(Beginning of MATERIAL PROVIDED)
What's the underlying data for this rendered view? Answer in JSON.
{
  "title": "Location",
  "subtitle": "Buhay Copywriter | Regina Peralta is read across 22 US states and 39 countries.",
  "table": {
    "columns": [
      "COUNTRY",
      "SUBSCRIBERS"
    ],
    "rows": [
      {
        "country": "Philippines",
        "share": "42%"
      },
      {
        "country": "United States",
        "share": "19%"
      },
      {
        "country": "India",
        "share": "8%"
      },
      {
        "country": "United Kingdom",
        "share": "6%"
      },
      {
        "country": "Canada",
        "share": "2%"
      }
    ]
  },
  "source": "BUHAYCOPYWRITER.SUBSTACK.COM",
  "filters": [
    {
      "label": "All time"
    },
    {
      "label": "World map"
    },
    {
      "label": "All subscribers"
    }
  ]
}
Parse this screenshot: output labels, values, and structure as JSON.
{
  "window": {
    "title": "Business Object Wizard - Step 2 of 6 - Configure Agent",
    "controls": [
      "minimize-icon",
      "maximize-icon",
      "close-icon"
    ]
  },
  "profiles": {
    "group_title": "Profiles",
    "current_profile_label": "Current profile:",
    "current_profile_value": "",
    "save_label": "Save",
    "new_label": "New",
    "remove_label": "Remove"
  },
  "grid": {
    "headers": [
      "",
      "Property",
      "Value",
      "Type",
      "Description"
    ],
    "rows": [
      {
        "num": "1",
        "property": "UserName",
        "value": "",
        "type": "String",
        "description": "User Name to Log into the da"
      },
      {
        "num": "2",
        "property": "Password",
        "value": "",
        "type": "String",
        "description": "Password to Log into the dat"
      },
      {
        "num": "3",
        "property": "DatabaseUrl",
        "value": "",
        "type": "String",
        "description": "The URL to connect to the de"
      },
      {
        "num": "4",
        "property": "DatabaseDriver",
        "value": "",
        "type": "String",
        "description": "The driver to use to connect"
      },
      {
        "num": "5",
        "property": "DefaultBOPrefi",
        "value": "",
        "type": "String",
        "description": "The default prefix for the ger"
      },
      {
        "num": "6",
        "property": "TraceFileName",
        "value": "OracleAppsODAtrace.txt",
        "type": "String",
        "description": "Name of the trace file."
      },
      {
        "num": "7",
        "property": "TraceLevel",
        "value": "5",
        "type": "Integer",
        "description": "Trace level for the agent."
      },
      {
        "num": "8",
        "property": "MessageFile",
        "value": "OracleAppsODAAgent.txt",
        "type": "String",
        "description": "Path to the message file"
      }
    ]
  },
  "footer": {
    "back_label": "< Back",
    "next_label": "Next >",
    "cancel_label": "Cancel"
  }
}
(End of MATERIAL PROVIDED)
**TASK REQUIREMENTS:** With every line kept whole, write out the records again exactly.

**RESULT:**
What's the underlying data for this rendered view? Answer in JSON.
{
  "title": "Location",
  "subtitle": "Buhay Copywriter | Regina Peralta is read across 22 US states and 39 countries.",
  "table": {
    "columns": [
      "COUNTRY",
      "SUBSCRIBERS"
    ],
    "rows": [
      {
        "country": "Philippines",
        "share": "42%"
      },
      {
        "country": "United States",
        "share": "19%"
      },
      {
        "country": "India",
        "share": "8%"
      },
      {
        "country": "United Kingdom",
        "share": "6%"
      },
      {
        "country": "Canada",
        "share": "2%"
      }
    ]
  },
  "source": "BUHAYCOPYWRITER.SUBSTACK.COM",
  "filters": [
    {
      "label": "All time"
    },
    {
      "label": "World map"
    },
    {
      "label": "All subscribers"
    }
  ]
}
Parse this screenshot: output labels, values, and structure as JSON.
{
  "window": {
    "title": "Business Object Wizard - Step 2 of 6 - Configure Agent",
    "controls": [
      "minimize-icon",
      "maximize-icon",
      "close-icon"
    ]
  },
  "profiles": {
    "group_title": "Profiles",
    "current_profile_label": "Current profile:",
    "current_profile_value": "",
    "save_label": "Save",
    "new_label": "New",
    "remove_label": "Remove"
  },
  "grid": {
    "headers": [
      "",
      "Property",
      "Value",
      "Type",
      "Description"
    ],
    "rows": [
      {
        "num": "1",
        "property": "UserName",
        "value": "",
        "type": "String",
        "description": "User Name to Log into the da"
      },
      {
        "num": "2",
        "property": "Password",
        "value": "",
        "type": "String",
        "description": "Password to Log into the dat"
      },
      {
        "num": "3",
        "property": "DatabaseUrl",
        "value": "",
        "type": "String",
        "description": "The URL to connect to the de"
      },
      {
        "num": "4",
        "property": "DatabaseDriver",
        "value": "",
        "type": "String",
        "description": "The driver to use to connect"
      },
      {
        "num": "5",
        "property": "DefaultBOPrefi",
        "value": "",
        "type": "String",
        "description": "The default prefix for the ger"
      },
      {
        "num": "6",
        "property": "TraceFileName",
        "value": "OracleAppsODAtrace.txt",
        "type": "String",
        "description": "Name of the trace file."
      },
      {
        "num": "7",
        "property": "TraceLevel",
        "value": "5",
        "type": "Integer",
        "description": "Trace level for the agent."
      },
      {
        "num": "8",
        "property": "MessageFile",
        "value": "OracleAppsODAAgent.txt",
        "type": "String",
        "description": "Path to the message file"
      }
    ]
  },
  "footer": {
    "back_label": "< Back",
    "next_label": "Next >",
    "cancel_label": "Cancel"
  }
}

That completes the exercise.